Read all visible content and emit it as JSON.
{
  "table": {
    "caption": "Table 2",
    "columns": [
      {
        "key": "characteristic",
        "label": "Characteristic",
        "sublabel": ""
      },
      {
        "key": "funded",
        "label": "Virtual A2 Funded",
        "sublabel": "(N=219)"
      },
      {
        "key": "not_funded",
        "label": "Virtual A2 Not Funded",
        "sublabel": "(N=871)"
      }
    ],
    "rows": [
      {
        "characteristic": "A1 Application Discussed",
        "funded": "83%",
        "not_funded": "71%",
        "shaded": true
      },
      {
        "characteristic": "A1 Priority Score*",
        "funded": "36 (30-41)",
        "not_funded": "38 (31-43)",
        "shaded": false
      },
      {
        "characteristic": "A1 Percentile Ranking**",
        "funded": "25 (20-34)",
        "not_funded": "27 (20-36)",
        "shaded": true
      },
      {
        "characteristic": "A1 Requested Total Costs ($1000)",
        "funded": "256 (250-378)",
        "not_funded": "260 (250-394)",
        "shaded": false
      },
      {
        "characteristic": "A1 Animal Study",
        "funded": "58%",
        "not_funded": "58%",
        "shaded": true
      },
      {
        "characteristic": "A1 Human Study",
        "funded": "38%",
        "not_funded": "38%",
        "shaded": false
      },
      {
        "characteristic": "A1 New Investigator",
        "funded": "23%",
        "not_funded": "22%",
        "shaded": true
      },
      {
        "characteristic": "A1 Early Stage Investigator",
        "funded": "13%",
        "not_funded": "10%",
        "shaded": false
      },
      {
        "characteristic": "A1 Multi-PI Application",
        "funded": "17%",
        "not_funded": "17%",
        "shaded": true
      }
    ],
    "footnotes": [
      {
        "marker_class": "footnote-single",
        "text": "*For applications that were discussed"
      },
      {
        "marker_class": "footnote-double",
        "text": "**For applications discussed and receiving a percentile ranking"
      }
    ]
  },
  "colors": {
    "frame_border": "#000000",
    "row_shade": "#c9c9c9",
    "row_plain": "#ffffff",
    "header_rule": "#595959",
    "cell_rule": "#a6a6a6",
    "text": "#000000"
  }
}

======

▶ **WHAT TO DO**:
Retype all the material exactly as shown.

▶ **YOUR RESPONSE**:
Read all visible content and emit it as JSON.
{
  "table": {
    "caption": "Table 2",
    "columns": [
      {
        "key": "characteristic",
        "label": "Characteristic",
        "sublabel": ""
      },
      {
        "key": "funded",
        "label": "Virtual A2 Funded",
        "sublabel": "(N=219)"
      },
      {
        "key": "not_funded",
        "label": "Virtual A2 Not Funded",
        "sublabel": "(N=871)"
      }
    ],
    "rows": [
      {
        "characteristic": "A1 Application Discussed",
        "funded": "83%",
        "not_funded": "71%",
        "shaded": true
      },
      {
        "characteristic": "A1 Priority Score*",
        "funded": "36 (30-41)",
        "not_funded": "38 (31-43)",
        "shaded": false
      },
      {
        "characteristic": "A1 Percentile Ranking**",
        "funded": "25 (20-34)",
        "not_funded": "27 (20-36)",
        "shaded": true
      },
      {
        "characteristic": "A1 Requested Total Costs ($1000)",
        "funded": "256 (250-378)",
        "not_funded": "260 (250-394)",
        "shaded": false
      },
      {
        "characteristic": "A1 Animal Study",
        "funded": "58%",
        "not_funded": "58%",
        "shaded": true
      },
      {
        "characteristic": "A1 Human Study",
        "funded": "38%",
        "not_funded": "38%",
        "shaded": false
      },
      {
        "characteristic": "A1 New Investigator",
        "funded": "23%",
        "not_funded": "22%",
        "shaded": true
      },
      {
        "characteristic": "A1 Early Stage Investigator",
        "funded": "13%",
        "not_funded": "10%",
        "shaded": false
      },
      {
        "characteristic": "A1 Multi-PI Application",
        "funded": "17%",
        "not_funded": "17%",
        "shaded": true
      }
    ],
    "footnotes": [
      {
        "marker_class": "footnote-single",
        "text": "*For applications that were discussed"
      },
      {
        "marker_class": "footnote-double",
        "text": "**For applications discussed and receiving a percentile ranking"
      }
    ]
  },
  "colors": {
    "frame_border": "#000000",
    "row_shade": "#c9c9c9",
    "row_plain": "#ffffff",
    "header_rule": "#595959",
    "cell_rule": "#a6a6a6",
    "text": "#000000"
  }
}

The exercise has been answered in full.